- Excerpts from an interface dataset
*****
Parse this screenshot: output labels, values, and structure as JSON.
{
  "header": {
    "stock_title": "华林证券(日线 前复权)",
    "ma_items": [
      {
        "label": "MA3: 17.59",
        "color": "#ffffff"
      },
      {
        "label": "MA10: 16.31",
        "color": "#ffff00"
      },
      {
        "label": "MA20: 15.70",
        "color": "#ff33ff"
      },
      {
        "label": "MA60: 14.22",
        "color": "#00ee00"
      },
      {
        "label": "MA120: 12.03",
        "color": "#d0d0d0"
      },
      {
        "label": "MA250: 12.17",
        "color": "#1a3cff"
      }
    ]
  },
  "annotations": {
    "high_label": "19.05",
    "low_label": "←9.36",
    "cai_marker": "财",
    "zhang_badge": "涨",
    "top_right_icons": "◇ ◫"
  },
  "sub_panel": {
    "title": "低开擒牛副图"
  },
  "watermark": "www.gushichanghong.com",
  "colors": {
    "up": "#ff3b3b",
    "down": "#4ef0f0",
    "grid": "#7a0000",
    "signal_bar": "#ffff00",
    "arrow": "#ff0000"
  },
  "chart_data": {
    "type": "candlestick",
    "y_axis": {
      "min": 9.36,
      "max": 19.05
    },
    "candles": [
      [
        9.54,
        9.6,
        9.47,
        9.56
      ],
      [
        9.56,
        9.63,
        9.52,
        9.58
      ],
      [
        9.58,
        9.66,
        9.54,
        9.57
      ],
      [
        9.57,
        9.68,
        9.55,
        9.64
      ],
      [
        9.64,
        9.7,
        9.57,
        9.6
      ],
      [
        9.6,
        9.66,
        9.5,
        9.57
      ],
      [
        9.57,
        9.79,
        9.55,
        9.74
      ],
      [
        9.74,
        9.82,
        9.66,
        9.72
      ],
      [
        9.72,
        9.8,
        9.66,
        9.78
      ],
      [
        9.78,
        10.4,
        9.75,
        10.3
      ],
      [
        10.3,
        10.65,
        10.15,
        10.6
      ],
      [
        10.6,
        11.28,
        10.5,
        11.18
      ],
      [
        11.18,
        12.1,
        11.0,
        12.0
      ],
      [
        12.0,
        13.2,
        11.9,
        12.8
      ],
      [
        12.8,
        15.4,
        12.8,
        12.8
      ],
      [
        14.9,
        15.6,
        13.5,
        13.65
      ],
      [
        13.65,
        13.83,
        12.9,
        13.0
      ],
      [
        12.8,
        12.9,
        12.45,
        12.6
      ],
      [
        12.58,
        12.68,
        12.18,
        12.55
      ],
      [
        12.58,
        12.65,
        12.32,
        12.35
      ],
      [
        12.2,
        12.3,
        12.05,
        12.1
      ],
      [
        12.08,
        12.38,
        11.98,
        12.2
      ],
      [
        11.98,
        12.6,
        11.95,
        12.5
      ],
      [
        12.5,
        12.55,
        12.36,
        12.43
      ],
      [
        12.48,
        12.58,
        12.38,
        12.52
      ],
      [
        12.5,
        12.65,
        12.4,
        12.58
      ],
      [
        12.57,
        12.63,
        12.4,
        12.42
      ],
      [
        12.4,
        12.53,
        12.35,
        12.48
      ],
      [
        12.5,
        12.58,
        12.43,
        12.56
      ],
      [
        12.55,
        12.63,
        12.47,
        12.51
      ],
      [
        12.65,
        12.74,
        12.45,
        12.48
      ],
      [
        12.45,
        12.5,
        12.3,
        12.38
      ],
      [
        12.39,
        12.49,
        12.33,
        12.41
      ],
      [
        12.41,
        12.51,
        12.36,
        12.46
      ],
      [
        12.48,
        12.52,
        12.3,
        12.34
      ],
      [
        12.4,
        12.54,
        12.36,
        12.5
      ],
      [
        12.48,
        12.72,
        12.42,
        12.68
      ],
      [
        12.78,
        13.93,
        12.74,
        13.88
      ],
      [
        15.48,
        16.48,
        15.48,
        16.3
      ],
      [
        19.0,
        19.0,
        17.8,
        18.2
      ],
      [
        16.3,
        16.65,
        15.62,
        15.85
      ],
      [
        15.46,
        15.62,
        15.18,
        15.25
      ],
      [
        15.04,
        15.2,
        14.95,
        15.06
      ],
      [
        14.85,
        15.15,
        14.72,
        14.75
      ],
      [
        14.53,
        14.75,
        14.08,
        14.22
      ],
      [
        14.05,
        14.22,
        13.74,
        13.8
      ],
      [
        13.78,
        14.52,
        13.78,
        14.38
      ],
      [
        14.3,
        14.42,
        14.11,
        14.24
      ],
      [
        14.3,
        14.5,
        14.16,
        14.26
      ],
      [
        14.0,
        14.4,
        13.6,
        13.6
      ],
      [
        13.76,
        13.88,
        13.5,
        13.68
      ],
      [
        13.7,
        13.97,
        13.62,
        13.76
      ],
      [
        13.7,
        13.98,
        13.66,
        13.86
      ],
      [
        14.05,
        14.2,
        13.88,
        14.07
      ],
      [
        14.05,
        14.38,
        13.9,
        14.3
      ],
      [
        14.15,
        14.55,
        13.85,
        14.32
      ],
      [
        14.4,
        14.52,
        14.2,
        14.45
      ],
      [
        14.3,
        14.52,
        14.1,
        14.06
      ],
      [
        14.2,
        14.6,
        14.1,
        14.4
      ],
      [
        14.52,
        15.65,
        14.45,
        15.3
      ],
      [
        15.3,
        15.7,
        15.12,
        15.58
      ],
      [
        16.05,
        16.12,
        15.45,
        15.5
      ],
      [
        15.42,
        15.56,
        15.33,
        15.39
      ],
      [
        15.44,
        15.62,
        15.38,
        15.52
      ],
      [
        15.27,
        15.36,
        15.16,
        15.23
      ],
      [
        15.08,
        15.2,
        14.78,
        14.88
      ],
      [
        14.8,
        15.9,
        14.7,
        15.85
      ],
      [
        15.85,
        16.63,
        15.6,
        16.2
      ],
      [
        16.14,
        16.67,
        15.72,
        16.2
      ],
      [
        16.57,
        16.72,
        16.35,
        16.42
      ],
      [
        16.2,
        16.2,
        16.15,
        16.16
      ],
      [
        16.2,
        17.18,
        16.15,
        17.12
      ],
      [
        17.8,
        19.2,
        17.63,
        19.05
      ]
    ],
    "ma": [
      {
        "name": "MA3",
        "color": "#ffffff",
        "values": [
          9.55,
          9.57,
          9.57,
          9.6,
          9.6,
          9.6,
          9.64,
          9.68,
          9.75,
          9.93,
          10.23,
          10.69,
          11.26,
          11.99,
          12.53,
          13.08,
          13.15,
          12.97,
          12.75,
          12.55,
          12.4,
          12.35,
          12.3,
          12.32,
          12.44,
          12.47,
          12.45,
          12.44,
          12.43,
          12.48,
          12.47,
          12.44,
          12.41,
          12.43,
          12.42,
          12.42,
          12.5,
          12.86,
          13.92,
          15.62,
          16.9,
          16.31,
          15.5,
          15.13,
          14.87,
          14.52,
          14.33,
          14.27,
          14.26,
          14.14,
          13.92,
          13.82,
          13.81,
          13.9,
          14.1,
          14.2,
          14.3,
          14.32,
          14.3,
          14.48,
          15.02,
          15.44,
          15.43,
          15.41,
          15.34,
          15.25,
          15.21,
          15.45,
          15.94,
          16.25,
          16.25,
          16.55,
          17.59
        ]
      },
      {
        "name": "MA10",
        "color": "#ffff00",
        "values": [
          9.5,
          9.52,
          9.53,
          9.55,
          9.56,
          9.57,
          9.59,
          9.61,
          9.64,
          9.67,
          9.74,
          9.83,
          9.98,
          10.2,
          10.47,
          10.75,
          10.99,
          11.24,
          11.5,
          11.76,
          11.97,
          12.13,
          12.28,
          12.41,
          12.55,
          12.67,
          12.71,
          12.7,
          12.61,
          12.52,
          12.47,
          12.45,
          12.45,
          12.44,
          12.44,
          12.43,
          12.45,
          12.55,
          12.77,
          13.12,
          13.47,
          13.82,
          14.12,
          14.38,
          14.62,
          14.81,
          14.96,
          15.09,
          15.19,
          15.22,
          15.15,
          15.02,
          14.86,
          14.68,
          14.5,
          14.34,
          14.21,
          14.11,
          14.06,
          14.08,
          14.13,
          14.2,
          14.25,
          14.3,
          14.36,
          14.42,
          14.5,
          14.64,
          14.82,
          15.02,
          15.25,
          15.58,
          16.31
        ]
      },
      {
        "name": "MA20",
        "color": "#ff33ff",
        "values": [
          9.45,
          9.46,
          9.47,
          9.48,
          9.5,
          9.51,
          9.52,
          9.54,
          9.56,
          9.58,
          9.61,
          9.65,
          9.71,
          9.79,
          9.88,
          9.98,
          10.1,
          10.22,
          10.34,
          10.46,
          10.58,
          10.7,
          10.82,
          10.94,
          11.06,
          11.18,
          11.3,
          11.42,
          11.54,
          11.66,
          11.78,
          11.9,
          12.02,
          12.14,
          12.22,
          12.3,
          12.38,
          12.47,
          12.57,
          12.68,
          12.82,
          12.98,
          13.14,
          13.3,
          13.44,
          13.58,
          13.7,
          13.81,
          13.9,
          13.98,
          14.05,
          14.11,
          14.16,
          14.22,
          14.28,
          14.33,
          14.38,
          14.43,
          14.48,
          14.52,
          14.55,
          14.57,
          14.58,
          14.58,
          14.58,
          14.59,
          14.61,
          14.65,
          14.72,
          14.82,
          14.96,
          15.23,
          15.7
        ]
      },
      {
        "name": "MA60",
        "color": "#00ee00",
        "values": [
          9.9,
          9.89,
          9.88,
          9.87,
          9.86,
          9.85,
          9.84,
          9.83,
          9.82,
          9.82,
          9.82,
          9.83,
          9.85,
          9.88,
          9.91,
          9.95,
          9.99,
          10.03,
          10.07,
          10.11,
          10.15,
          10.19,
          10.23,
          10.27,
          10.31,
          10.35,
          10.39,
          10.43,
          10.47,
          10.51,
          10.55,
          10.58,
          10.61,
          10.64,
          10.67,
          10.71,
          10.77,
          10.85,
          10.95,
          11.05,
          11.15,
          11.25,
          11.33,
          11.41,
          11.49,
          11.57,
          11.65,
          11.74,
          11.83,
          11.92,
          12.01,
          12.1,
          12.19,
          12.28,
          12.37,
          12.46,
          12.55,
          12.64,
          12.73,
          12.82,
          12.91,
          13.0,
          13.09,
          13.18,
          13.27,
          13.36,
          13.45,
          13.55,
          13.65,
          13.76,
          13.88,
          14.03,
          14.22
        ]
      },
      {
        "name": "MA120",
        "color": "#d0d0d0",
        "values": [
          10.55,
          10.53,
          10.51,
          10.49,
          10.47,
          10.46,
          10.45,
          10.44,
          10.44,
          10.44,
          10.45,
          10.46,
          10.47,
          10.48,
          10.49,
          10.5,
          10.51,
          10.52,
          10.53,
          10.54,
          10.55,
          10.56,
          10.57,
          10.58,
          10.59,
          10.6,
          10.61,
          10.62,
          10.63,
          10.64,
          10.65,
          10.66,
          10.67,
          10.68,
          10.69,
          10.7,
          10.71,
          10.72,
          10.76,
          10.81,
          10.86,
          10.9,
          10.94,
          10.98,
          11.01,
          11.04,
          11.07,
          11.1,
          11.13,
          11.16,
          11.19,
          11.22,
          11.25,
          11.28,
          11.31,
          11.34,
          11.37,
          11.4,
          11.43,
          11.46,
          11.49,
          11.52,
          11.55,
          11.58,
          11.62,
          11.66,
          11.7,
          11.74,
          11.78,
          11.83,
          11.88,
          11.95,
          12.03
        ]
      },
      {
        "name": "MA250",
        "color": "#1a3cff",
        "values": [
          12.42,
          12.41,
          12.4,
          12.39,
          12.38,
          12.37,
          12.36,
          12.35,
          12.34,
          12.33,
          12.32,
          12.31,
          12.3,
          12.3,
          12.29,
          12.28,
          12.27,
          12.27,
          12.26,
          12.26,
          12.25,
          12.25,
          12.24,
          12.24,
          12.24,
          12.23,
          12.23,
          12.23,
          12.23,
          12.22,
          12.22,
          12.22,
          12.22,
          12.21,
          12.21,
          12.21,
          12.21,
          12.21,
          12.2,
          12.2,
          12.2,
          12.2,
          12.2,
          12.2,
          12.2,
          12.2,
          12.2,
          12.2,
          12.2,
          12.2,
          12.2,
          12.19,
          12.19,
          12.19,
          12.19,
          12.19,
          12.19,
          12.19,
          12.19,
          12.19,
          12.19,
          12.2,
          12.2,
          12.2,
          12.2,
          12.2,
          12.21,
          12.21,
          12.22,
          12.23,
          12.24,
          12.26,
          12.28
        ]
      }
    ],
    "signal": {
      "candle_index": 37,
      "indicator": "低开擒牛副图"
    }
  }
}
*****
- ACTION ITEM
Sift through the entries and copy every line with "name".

- OUTPUT FOR THIS EXERCISE
        "name": "MA3",
        "name": "MA10",
        "name": "MA20",
        "name": "MA60",
        "name": "MA120",
        "name": "MA250",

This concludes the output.